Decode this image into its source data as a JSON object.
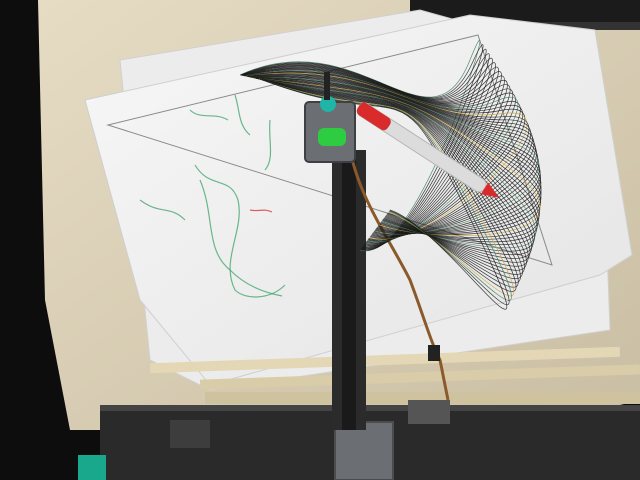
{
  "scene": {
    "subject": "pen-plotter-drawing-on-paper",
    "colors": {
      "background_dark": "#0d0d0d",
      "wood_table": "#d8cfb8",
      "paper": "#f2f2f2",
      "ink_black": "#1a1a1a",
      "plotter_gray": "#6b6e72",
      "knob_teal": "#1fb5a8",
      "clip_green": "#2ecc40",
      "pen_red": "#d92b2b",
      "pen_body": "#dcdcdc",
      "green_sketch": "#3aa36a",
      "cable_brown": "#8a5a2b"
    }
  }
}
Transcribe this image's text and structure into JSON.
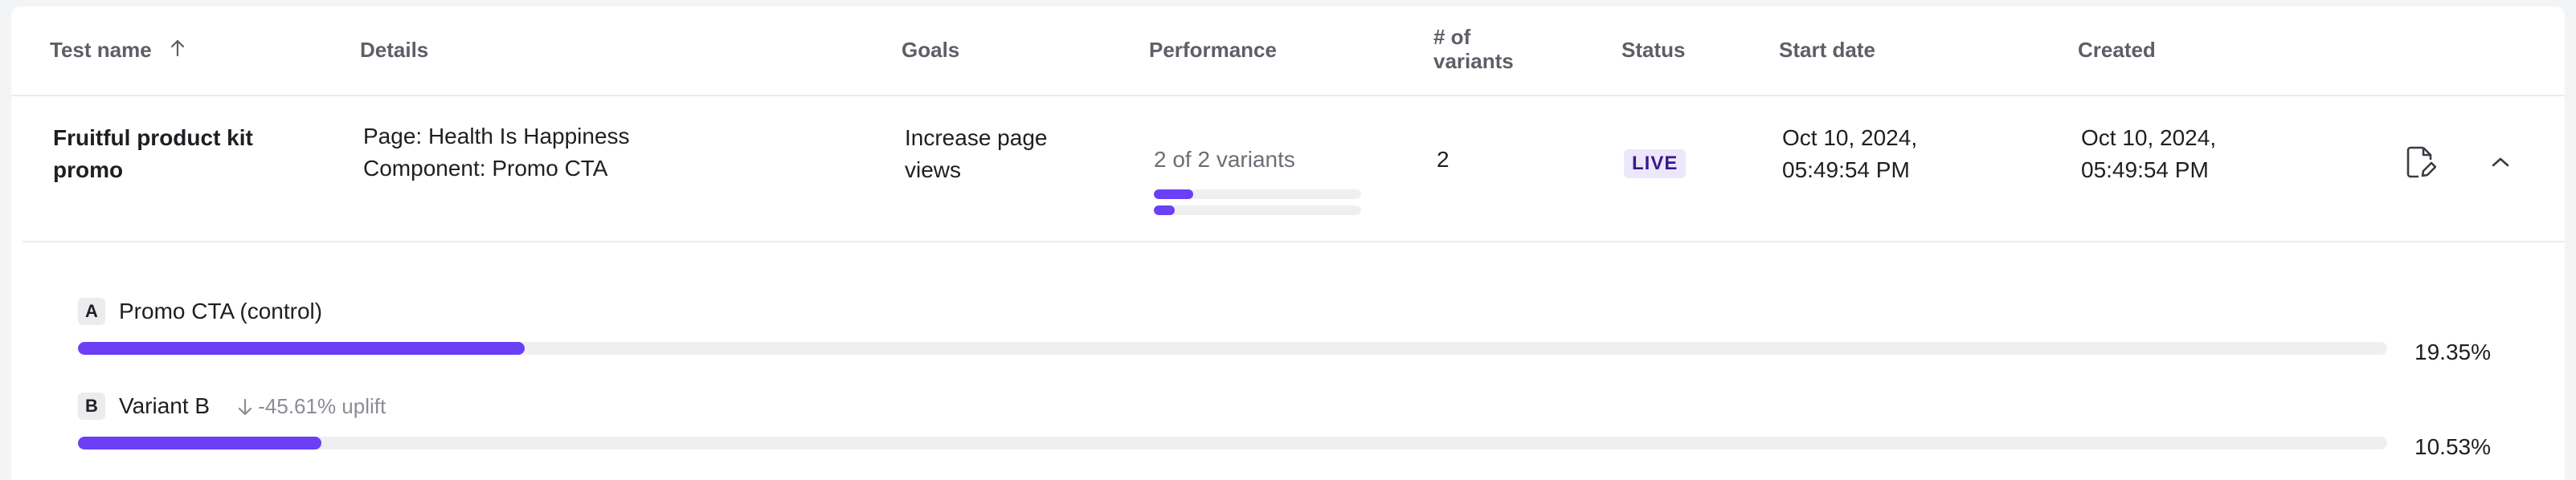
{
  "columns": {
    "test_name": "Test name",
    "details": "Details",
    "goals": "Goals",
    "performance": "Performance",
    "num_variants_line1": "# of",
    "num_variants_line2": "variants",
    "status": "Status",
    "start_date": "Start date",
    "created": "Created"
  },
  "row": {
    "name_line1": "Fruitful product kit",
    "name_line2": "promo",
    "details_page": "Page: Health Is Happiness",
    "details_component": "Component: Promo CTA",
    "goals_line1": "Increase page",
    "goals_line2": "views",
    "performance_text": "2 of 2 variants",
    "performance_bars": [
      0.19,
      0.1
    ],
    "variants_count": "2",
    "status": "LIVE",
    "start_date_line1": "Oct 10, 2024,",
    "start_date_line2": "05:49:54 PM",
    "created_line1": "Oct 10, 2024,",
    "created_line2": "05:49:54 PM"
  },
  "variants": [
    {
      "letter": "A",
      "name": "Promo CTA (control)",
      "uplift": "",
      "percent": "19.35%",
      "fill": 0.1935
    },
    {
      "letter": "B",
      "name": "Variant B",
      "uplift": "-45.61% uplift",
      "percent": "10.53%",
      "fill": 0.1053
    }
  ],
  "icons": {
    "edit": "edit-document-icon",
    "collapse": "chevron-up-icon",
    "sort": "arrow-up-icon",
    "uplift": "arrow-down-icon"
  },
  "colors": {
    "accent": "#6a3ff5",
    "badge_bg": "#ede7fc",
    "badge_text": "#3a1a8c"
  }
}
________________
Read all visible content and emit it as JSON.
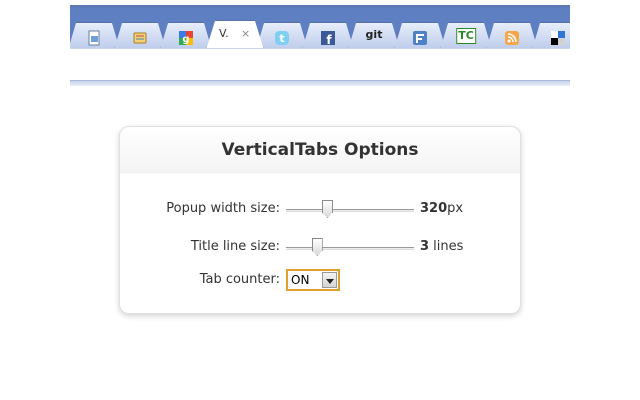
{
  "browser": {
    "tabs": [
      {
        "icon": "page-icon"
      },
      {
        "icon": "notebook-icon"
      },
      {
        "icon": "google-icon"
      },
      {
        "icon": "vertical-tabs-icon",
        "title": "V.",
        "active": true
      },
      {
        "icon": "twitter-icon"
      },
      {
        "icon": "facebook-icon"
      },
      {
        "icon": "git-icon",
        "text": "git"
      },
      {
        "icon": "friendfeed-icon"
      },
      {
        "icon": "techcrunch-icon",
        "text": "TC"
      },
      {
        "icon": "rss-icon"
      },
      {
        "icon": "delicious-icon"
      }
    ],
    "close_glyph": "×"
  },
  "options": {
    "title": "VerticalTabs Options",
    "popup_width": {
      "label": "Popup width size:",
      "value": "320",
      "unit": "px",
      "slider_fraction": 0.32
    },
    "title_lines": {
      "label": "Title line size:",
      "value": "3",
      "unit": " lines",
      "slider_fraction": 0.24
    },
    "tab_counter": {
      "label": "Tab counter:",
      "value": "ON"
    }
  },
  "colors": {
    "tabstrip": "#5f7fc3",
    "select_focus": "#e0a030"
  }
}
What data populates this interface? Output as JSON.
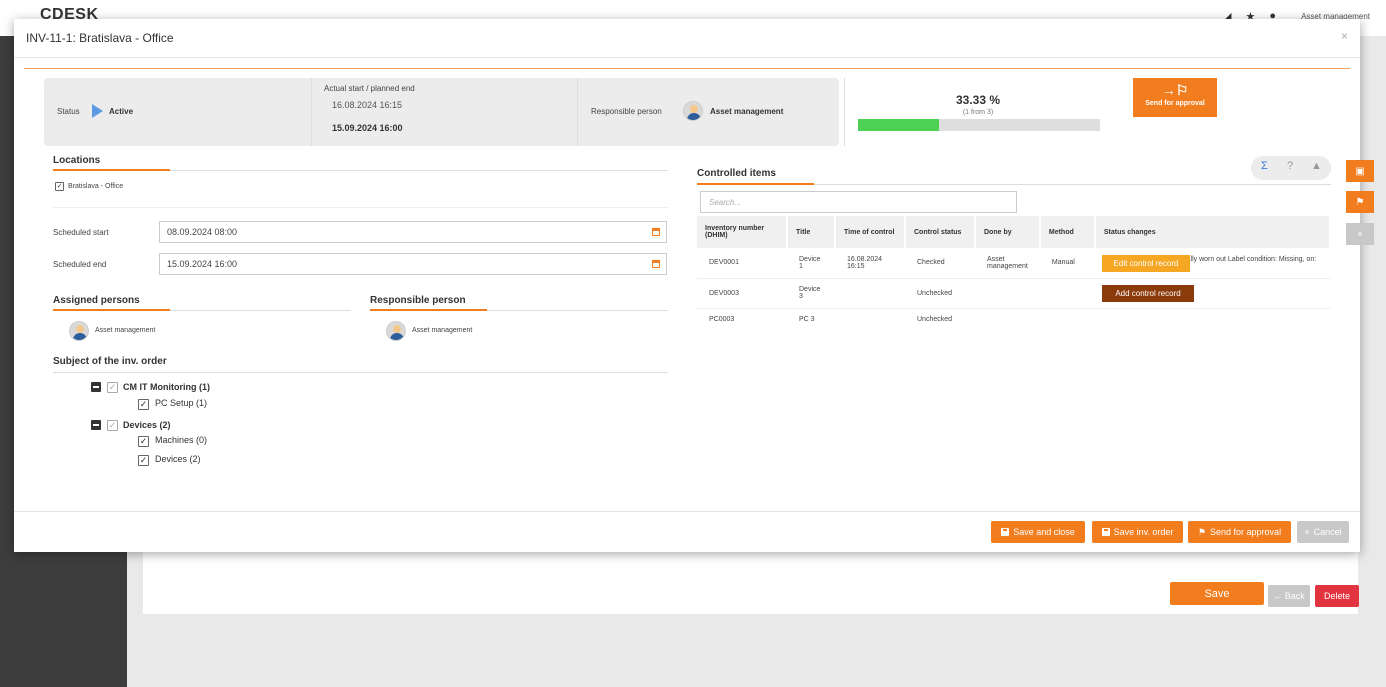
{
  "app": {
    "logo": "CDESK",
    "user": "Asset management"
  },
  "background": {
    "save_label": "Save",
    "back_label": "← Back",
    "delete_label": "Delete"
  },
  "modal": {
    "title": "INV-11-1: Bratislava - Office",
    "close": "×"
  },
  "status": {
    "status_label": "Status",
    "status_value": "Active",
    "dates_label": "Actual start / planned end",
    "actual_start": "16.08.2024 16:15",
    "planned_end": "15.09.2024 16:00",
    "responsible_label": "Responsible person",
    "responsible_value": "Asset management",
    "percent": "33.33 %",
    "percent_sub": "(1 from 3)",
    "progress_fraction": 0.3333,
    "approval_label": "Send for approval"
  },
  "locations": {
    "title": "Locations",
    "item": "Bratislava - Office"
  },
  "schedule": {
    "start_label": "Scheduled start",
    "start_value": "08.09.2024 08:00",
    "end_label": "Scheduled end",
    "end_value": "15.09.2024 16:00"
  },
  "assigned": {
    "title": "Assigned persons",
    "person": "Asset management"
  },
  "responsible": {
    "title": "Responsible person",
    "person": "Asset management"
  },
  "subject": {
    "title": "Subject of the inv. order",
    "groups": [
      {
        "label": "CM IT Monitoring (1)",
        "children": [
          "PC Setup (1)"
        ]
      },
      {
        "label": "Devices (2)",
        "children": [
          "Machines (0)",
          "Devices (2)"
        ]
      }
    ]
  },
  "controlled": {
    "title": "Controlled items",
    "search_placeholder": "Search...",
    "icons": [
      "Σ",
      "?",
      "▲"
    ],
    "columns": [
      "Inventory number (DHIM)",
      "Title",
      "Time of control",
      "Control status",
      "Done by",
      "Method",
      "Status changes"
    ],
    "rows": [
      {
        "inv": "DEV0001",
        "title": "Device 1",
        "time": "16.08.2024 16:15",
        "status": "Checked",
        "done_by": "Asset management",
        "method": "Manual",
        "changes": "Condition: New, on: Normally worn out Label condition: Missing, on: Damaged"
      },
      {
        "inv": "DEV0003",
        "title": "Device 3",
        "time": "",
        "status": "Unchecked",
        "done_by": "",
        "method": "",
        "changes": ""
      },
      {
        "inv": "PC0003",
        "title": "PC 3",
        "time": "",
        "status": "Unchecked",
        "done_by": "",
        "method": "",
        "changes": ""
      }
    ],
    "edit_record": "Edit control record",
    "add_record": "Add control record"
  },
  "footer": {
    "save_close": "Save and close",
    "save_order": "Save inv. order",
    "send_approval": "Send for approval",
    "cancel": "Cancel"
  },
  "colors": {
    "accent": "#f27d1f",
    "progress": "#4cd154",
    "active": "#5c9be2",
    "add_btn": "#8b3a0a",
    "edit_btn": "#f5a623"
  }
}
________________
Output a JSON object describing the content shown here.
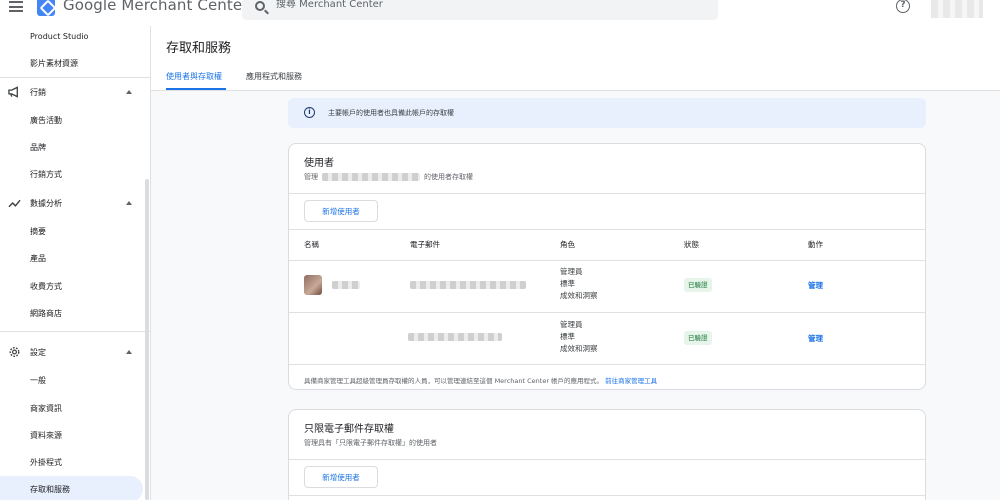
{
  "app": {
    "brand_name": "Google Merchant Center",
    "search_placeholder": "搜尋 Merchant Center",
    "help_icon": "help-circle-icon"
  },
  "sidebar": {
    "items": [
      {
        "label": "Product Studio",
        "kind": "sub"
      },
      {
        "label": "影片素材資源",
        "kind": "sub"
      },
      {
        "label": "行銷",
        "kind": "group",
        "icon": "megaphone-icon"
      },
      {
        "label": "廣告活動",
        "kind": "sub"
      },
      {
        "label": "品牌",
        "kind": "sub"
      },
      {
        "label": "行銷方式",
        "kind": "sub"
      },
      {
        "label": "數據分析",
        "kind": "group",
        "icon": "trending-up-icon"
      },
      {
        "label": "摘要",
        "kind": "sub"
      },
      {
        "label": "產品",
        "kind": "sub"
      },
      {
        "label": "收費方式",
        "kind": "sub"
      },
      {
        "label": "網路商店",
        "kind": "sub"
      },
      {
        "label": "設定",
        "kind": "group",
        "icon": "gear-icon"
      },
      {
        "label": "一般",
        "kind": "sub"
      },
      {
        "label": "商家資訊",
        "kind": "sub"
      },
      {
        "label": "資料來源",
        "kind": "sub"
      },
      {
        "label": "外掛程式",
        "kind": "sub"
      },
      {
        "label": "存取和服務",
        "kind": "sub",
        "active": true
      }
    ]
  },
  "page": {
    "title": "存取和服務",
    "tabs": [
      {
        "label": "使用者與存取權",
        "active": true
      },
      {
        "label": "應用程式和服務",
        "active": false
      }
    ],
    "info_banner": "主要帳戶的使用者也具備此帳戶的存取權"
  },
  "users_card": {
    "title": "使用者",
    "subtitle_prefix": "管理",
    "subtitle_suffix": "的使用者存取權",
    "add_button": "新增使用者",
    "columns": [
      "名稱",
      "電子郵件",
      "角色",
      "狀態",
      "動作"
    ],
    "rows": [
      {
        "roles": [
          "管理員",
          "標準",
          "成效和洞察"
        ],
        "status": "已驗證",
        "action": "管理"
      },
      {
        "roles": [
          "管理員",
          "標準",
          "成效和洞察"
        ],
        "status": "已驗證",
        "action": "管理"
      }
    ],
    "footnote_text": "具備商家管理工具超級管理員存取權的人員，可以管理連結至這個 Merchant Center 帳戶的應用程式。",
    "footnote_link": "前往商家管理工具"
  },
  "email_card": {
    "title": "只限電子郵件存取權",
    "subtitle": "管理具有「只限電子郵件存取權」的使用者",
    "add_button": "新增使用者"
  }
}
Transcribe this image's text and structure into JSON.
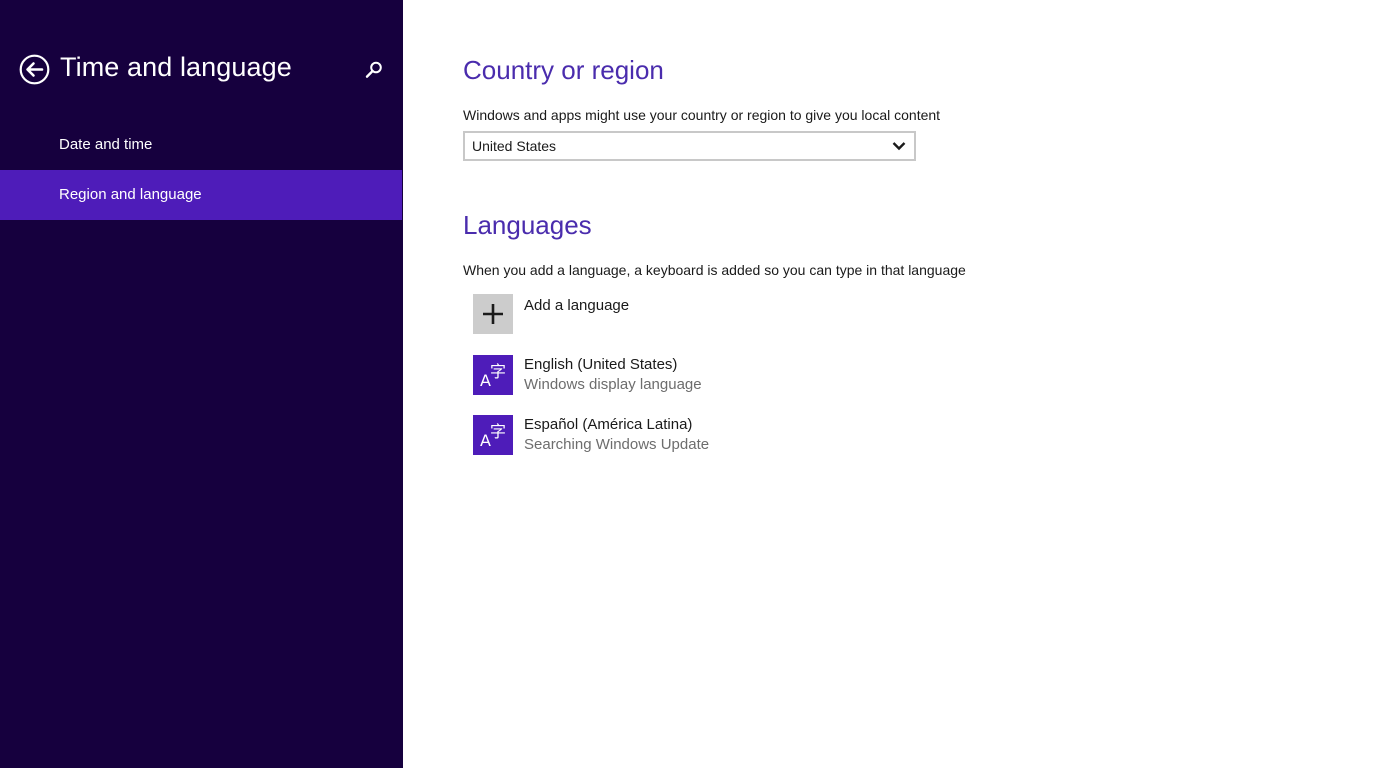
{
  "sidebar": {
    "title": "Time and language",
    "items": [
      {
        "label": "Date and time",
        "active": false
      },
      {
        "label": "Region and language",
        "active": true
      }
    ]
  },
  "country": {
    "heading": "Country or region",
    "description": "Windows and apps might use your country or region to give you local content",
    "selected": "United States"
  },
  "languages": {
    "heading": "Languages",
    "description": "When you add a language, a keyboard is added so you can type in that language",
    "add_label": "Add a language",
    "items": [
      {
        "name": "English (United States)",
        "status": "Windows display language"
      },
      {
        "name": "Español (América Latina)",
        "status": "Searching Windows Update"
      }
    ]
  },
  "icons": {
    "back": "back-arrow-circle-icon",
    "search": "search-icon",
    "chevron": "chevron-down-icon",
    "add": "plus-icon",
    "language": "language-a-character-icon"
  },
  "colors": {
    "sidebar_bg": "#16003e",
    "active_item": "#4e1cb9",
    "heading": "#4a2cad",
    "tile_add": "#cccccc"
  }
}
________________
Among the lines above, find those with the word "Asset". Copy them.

* TASK ANSWER *
    "user": "Asset management"
    "responsible_value": "Asset management",
    "person": "Asset management"
    "person": "Asset management"
        "done_by": "Asset management",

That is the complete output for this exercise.